West Cork Foodie Guide

Today, I’m so excited to bring you a guest post written by Grace Austin of Extreme Nomads on Must Eat Foods in West Cork, Ireland!

Must Eat in Cork Ireland

Without a flicker of shame, I’ll easily admit that eating is my favourite of all the incredible things to do in West Cork.

A far cry from the bog standard bacon and cabbage that’s traditional to Ireland, the area is foodie heaven by all accounts.

Slow food market stalls, organic eateries, fresh seafood restaurants, satisfying pub grub, and even a Michelin star thrown in for good measure; no matter what your tastes or dietary preferences are, there’s always plenty to choose from.


But first, a little background on the area:

Cork is one of Ireland’s southerly provinces — and the largest one at that.

The capital city stands in stark contrast to the endless farmland and small, colourful towns that characterise the rest of the county.

Stretching from the town of Kinsale in the east all the way to the borders of County Kerry, West Cork constitutes dozens of tiny villages and several large towns, including Bantry, Skibbereen, Castletownbere, Kinsale, and Baltimore.

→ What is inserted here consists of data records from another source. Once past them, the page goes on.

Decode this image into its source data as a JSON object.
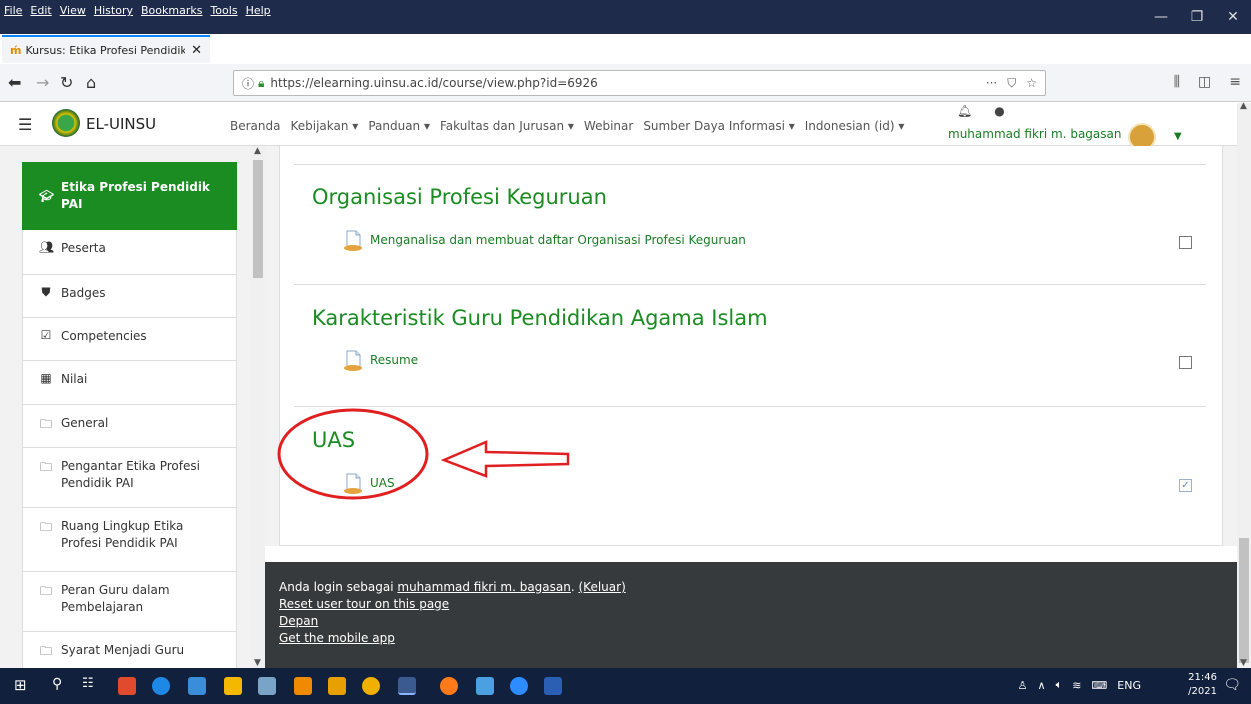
{
  "browser": {
    "menus": [
      "File",
      "Edit",
      "View",
      "History",
      "Bookmarks",
      "Tools",
      "Help"
    ],
    "tab_title": "Kursus: Etika Profesi Pendidik P",
    "url": "https://elearning.uinsu.ac.id/course/view.php?id=6926"
  },
  "site": {
    "brand": "EL-UINSU",
    "menu": [
      "Beranda",
      "Kebijakan ▾",
      "Panduan ▾",
      "Fakultas dan Jurusan ▾",
      "Webinar",
      "Sumber Daya Informasi ▾",
      "Indonesian (id) ▾"
    ],
    "user_name": "muhammad fikri m. bagasan"
  },
  "sidebar": {
    "items": [
      {
        "label": "Etika Profesi Pendidik PAI",
        "icon": "graduation-cap-icon"
      },
      {
        "label": "Peserta",
        "icon": "users-icon"
      },
      {
        "label": "Badges",
        "icon": "shield-icon"
      },
      {
        "label": "Competencies",
        "icon": "checkbox-icon"
      },
      {
        "label": "Nilai",
        "icon": "table-icon"
      },
      {
        "label": "General",
        "icon": "folder-icon"
      },
      {
        "label": "Pengantar Etika Profesi Pendidik PAI",
        "icon": "folder-icon"
      },
      {
        "label": "Ruang Lingkup Etika Profesi Pendidik PAI",
        "icon": "folder-icon"
      },
      {
        "label": "Peran Guru dalam Pembelajaran",
        "icon": "folder-icon"
      },
      {
        "label": "Syarat Menjadi Guru",
        "icon": "folder-icon"
      }
    ]
  },
  "sections": [
    {
      "title": "Organisasi Profesi Keguruan",
      "activity": "Menganalisa dan membuat daftar Organisasi Profesi Keguruan",
      "completed": false
    },
    {
      "title": "Karakteristik Guru Pendidikan Agama Islam",
      "activity": "Resume",
      "completed": false
    },
    {
      "title": "UAS",
      "activity": "UAS",
      "completed": true
    }
  ],
  "footer": {
    "login_prefix": "Anda login sebagai ",
    "login_user": "muhammad fikri m. bagasan",
    "login_sep": ". ",
    "logout": "(Keluar)",
    "reset_tour": "Reset user tour on this page",
    "home": "Depan",
    "mobile_app": "Get the mobile app"
  },
  "taskbar": {
    "time": "21:46",
    "date": "/2021",
    "lang": "ENG"
  },
  "colors": {
    "accent_green": "#1a8c22",
    "annotation_red": "#e02020",
    "footer_bg": "#373a3c"
  }
}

Much of West Cork is situated on the coast; as such, fresh seafood is a staple both in the markets and supermarkets, restaurants, and in most locals’ kitchens.

Haddock, hake, cod, mackerel, plaice, sole, salmon, and mussels are amongst the most popular of West Cork’s catch (Bantry Bay mussels are practically famous, and they’re even exported by the truckload throughout Europe). 

There’s nothing more satisfying than a pub lunch of beer battered fish with a heaping bowl of salty chips (drenched in malt vinegar, if you’re me!).

For sure, the place to go for fish & chips is L’escale, the French run chip shop in the pier in Schull.

That said if you’re feeling like something a little more refined, the Fish Kitchen in Bantry never fails to disappoint. The tiny restaurant is tucked up above the fishmonger, so you’re always guaranteed the freshest of the fresh (just make sure you book in advance, the few tables they have fill up fast!).

While the above used to be favourites of mine, I’ve been vegetarian for a few years now so my eating habits have changed pretty dramatically.

Thankfully, West Cork is phenomenal for veggies and vegans alike, particularly at the regular farmer’s markets held throughout the area. Bantry market on a Friday or Skibbereen market on a Saturday both play host to dozens of delectable food stalls, serving up grab-and-go yummies like falafel wraps, portobello mushroom burgers, Jamaican jerk chickpea stews, Thai curries, and Itialian street food.

But if street food isn’t your bag, West Cork is home to a handful of seriously amazing (and award winning, might we add) restaurants.

Dinner at Blair’s Cove in Durrus always promises a decadent evening.

Their restaurant is located in a stylishly renovated barn overlooking Dunmanus Bay, and with a fancy waiting area for drinking aperitifs, an extravagant buffet for entrees, and a thoughtfully curated menu of local specialties, an evening here is an experience — not just a meal.

Then there’s Ballydehob’s newly opened Restaurant Chestnut, recipient of a Michelin star in 2019 thanks to the inspired menu created and executed by chef Rob Krawczyk.

The restaurant only seats 18 diners, which makes it a super intimate experience in itself. Rob’s menu is the epitome of farm-to-table dining, with each dish making the most of West Cork’s fragrant herbs, fresh produce, and world-class meats and fish.

But this is Ireland after all, and sometimes the weather calls for a good ol’ fashioned pub lunch with a side serving of pints (you’re in Cork now, so you better be drinking Murphy’s!).

Most pubs serving food offer a carvery (the roast of the day typically alternates between chicken, beef, lamb, and pork) with creamy mashed spuds and a selection of steamed veg — simple but satisfying. If you’re on for something a bit lighter, you can’t ever go wrong with a piping hot soup of the day served with a wedge of homemade brown bread that’s been slathered in butter.


Pin this Post for your West Cork Foodie Adventures:

Have a question about eating in West Cork? Drop a comment below!

Kitesurfer, outdoor addict, and adventure travel blogger at Extreme Nomads, Grace has been eating and drinking her way around the world since she was old enough to be allowed into bars (err, okay, actually way before that). These days you can find her back in her home country of Ireland, exploring the country’s best hiking trails and eating all the cheese. All of it.

For more family-friendly foodie guides, check out our Best Restaurants in Charleston, SC or our 10 More Chicago Restaurants for Foodies with Kids!


Similar Posts

Leave a Reply

Your email address will not be published. Required fields are marked *

This site uses Akismet to reduce spam. Learn how your comment data is processed.